▶

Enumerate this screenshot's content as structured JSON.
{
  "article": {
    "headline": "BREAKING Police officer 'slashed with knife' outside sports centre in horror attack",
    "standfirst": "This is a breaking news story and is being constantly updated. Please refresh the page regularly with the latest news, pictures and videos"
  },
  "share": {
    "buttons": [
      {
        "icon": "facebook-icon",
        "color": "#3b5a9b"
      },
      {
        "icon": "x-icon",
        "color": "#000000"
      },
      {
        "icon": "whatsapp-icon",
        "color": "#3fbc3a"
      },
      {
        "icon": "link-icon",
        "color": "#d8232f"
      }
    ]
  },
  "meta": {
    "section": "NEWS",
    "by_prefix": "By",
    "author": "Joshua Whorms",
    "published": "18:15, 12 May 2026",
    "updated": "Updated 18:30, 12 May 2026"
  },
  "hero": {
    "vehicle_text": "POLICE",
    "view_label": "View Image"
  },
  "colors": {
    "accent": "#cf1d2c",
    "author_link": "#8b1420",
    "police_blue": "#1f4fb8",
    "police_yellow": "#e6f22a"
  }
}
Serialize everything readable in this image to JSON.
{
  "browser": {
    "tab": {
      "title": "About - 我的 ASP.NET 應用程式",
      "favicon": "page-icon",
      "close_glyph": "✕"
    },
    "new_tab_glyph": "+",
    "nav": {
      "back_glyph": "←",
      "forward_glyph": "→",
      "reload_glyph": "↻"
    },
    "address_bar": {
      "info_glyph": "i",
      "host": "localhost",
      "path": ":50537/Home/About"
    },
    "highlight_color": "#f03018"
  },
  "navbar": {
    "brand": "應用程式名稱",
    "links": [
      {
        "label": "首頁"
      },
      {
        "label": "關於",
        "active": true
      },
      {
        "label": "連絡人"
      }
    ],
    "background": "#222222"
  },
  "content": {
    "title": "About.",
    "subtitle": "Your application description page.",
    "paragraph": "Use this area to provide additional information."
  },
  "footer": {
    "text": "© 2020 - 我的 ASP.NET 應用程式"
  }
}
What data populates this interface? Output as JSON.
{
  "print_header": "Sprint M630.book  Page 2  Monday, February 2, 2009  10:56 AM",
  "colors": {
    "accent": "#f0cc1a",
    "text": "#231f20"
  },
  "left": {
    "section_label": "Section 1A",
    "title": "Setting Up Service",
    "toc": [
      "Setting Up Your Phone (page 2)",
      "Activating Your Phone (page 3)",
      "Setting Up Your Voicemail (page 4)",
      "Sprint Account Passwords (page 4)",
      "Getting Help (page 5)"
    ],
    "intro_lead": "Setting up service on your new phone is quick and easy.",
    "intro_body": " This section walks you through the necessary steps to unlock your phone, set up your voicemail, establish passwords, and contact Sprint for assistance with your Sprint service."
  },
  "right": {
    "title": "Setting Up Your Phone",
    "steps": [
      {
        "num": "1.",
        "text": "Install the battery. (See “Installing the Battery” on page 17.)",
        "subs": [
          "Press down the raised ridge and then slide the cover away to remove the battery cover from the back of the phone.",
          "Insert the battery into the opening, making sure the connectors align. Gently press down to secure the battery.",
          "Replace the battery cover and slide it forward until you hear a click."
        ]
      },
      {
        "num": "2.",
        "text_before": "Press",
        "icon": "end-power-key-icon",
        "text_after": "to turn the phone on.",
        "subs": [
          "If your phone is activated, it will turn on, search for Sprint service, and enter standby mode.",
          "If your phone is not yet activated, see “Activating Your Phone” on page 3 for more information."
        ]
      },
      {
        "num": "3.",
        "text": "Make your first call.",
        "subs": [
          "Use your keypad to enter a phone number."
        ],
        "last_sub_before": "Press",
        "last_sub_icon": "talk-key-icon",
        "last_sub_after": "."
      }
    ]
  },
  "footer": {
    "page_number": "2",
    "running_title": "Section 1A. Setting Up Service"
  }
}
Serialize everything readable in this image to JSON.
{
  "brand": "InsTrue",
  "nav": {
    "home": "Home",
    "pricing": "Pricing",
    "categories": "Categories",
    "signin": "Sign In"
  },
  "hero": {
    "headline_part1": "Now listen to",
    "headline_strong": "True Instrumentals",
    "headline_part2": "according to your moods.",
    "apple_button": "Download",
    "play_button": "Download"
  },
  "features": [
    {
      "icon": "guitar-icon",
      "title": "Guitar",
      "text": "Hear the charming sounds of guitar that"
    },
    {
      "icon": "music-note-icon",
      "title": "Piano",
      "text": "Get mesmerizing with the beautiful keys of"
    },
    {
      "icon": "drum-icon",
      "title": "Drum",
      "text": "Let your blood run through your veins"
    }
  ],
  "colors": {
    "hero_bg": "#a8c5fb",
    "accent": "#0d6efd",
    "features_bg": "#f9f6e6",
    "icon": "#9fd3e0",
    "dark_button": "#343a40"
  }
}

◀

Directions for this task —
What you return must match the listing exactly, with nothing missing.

Written answer —
Enumerate this screenshot's content as structured JSON.
{
  "article": {
    "headline": "BREAKING Police officer 'slashed with knife' outside sports centre in horror attack",
    "standfirst": "This is a breaking news story and is being constantly updated. Please refresh the page regularly with the latest news, pictures and videos"
  },
  "share": {
    "buttons": [
      {
        "icon": "facebook-icon",
        "color": "#3b5a9b"
      },
      {
        "icon": "x-icon",
        "color": "#000000"
      },
      {
        "icon": "whatsapp-icon",
        "color": "#3fbc3a"
      },
      {
        "icon": "link-icon",
        "color": "#d8232f"
      }
    ]
  },
  "meta": {
    "section": "NEWS",
    "by_prefix": "By",
    "author": "Joshua Whorms",
    "published": "18:15, 12 May 2026",
    "updated": "Updated 18:30, 12 May 2026"
  },
  "hero": {
    "vehicle_text": "POLICE",
    "view_label": "View Image"
  },
  "colors": {
    "accent": "#cf1d2c",
    "author_link": "#8b1420",
    "police_blue": "#1f4fb8",
    "police_yellow": "#e6f22a"
  }
}
Serialize everything readable in this image to JSON.
{
  "browser": {
    "tab": {
      "title": "About - 我的 ASP.NET 應用程式",
      "favicon": "page-icon",
      "close_glyph": "✕"
    },
    "new_tab_glyph": "+",
    "nav": {
      "back_glyph": "←",
      "forward_glyph": "→",
      "reload_glyph": "↻"
    },
    "address_bar": {
      "info_glyph": "i",
      "host": "localhost",
      "path": ":50537/Home/About"
    },
    "highlight_color": "#f03018"
  },
  "navbar": {
    "brand": "應用程式名稱",
    "links": [
      {
        "label": "首頁"
      },
      {
        "label": "關於",
        "active": true
      },
      {
        "label": "連絡人"
      }
    ],
    "background": "#222222"
  },
  "content": {
    "title": "About.",
    "subtitle": "Your application description page.",
    "paragraph": "Use this area to provide additional information."
  },
  "footer": {
    "text": "© 2020 - 我的 ASP.NET 應用程式"
  }
}
What data populates this interface? Output as JSON.
{
  "print_header": "Sprint M630.book  Page 2  Monday, February 2, 2009  10:56 AM",
  "colors": {
    "accent": "#f0cc1a",
    "text": "#231f20"
  },
  "left": {
    "section_label": "Section 1A",
    "title": "Setting Up Service",
    "toc": [
      "Setting Up Your Phone (page 2)",
      "Activating Your Phone (page 3)",
      "Setting Up Your Voicemail (page 4)",
      "Sprint Account Passwords (page 4)",
      "Getting Help (page 5)"
    ],
    "intro_lead": "Setting up service on your new phone is quick and easy.",
    "intro_body": " This section walks you through the necessary steps to unlock your phone, set up your voicemail, establish passwords, and contact Sprint for assistance with your Sprint service."
  },
  "right": {
    "title": "Setting Up Your Phone",
    "steps": [
      {
        "num": "1.",
        "text": "Install the battery. (See “Installing the Battery” on page 17.)",
        "subs": [
          "Press down the raised ridge and then slide the cover away to remove the battery cover from the back of the phone.",
          "Insert the battery into the opening, making sure the connectors align. Gently press down to secure the battery.",
          "Replace the battery cover and slide it forward until you hear a click."
        ]
      },
      {
        "num": "2.",
        "text_before": "Press",
        "icon": "end-power-key-icon",
        "text_after": "to turn the phone on.",
        "subs": [
          "If your phone is activated, it will turn on, search for Sprint service, and enter standby mode.",
          "If your phone is not yet activated, see “Activating Your Phone” on page 3 for more information."
        ]
      },
      {
        "num": "3.",
        "text": "Make your first call.",
        "subs": [
          "Use your keypad to enter a phone number."
        ],
        "last_sub_before": "Press",
        "last_sub_icon": "talk-key-icon",
        "last_sub_after": "."
      }
    ]
  },
  "footer": {
    "page_number": "2",
    "running_title": "Section 1A. Setting Up Service"
  }
}
Serialize everything readable in this image to JSON.
{
  "brand": "InsTrue",
  "nav": {
    "home": "Home",
    "pricing": "Pricing",
    "categories": "Categories",
    "signin": "Sign In"
  },
  "hero": {
    "headline_part1": "Now listen to",
    "headline_strong": "True Instrumentals",
    "headline_part2": "according to your moods.",
    "apple_button": "Download",
    "play_button": "Download"
  },
  "features": [
    {
      "icon": "guitar-icon",
      "title": "Guitar",
      "text": "Hear the charming sounds of guitar that"
    },
    {
      "icon": "music-note-icon",
      "title": "Piano",
      "text": "Get mesmerizing with the beautiful keys of"
    },
    {
      "icon": "drum-icon",
      "title": "Drum",
      "text": "Let your blood run through your veins"
    }
  ],
  "colors": {
    "hero_bg": "#a8c5fb",
    "accent": "#0d6efd",
    "features_bg": "#f9f6e6",
    "icon": "#9fd3e0",
    "dark_button": "#343a40"
  }
}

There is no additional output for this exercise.